• [Task to complete] Where a line contains the word "System", copy that line from the records below.

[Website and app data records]
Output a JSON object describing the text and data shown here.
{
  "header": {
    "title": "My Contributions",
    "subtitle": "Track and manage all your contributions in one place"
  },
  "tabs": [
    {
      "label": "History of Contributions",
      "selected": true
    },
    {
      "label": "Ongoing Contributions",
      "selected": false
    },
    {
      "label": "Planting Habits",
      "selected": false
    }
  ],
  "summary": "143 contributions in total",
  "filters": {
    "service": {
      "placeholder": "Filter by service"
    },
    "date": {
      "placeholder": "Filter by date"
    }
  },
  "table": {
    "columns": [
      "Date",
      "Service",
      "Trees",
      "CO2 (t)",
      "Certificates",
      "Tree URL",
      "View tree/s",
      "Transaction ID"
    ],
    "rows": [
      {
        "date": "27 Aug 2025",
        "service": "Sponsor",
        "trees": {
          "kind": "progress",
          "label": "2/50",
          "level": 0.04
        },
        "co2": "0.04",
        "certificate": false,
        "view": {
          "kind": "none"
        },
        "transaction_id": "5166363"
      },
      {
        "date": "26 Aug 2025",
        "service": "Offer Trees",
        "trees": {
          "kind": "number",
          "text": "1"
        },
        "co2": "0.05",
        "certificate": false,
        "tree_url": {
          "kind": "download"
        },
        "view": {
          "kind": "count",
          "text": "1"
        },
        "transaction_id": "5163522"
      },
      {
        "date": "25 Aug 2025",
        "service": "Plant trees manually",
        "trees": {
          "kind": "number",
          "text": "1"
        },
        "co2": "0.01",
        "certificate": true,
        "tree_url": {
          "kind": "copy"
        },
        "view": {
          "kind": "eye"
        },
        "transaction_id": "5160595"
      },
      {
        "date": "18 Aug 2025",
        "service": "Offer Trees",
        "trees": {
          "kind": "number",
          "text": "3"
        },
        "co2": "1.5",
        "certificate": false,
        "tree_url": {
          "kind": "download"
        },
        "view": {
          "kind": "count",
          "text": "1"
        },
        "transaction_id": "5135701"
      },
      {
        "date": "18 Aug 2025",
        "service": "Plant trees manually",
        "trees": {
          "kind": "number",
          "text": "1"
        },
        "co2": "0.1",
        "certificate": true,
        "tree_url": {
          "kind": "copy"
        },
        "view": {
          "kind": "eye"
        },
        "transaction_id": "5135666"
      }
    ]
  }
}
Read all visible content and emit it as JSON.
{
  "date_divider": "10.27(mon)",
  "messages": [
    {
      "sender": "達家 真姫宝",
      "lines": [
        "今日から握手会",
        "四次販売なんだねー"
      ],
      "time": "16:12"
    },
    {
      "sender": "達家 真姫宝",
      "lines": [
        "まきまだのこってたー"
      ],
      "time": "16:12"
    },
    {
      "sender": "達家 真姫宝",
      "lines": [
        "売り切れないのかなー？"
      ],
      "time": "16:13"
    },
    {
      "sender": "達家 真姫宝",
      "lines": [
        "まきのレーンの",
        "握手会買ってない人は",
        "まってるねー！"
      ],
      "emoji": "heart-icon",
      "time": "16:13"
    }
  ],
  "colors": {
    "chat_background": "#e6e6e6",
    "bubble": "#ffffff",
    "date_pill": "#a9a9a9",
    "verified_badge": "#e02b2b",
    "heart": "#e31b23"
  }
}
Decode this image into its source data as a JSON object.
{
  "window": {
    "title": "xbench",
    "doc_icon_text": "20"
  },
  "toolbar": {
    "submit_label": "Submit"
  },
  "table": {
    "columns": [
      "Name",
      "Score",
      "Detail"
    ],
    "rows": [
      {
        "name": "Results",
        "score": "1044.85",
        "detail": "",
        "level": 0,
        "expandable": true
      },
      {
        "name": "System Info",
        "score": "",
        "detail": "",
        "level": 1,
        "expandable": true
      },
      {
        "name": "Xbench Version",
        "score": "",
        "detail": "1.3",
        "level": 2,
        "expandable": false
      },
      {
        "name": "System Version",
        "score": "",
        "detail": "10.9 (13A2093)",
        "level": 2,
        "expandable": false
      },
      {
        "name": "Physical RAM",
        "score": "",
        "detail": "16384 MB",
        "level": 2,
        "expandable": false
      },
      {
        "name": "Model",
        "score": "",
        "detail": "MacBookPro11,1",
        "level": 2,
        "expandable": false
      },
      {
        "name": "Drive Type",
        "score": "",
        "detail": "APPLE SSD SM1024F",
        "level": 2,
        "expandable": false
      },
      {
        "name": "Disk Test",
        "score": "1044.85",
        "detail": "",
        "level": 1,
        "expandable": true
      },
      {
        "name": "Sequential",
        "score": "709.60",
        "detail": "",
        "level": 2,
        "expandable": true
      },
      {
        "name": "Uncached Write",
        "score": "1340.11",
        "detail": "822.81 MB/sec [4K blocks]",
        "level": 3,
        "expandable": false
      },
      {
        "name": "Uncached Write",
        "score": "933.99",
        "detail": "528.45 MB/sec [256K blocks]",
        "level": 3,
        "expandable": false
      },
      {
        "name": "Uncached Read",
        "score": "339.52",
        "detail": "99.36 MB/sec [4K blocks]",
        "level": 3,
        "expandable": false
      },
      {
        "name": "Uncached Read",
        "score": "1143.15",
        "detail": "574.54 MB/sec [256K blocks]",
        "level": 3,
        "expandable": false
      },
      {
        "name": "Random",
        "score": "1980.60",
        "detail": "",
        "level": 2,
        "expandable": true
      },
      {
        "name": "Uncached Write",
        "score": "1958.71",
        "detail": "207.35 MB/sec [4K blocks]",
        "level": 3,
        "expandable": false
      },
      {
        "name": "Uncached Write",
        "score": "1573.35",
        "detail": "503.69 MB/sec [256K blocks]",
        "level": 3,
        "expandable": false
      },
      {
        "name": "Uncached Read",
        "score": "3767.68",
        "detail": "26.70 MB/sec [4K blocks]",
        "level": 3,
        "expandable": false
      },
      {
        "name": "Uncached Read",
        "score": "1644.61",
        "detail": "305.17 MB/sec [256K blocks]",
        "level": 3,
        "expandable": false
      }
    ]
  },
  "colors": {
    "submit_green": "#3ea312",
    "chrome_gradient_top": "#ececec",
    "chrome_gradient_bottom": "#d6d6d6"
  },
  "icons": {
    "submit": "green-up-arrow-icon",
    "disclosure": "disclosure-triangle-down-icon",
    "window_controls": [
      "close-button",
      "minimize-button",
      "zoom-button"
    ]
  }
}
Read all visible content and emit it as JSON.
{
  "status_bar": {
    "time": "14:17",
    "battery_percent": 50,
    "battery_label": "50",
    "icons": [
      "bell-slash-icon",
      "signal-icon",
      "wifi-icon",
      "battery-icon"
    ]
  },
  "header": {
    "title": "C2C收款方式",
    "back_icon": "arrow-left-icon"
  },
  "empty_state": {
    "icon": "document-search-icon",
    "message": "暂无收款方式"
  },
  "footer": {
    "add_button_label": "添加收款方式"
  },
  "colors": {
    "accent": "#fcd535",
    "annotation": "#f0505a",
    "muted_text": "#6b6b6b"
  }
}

• [Exercise answer]
        "name": "System Info",
        "name": "System Version",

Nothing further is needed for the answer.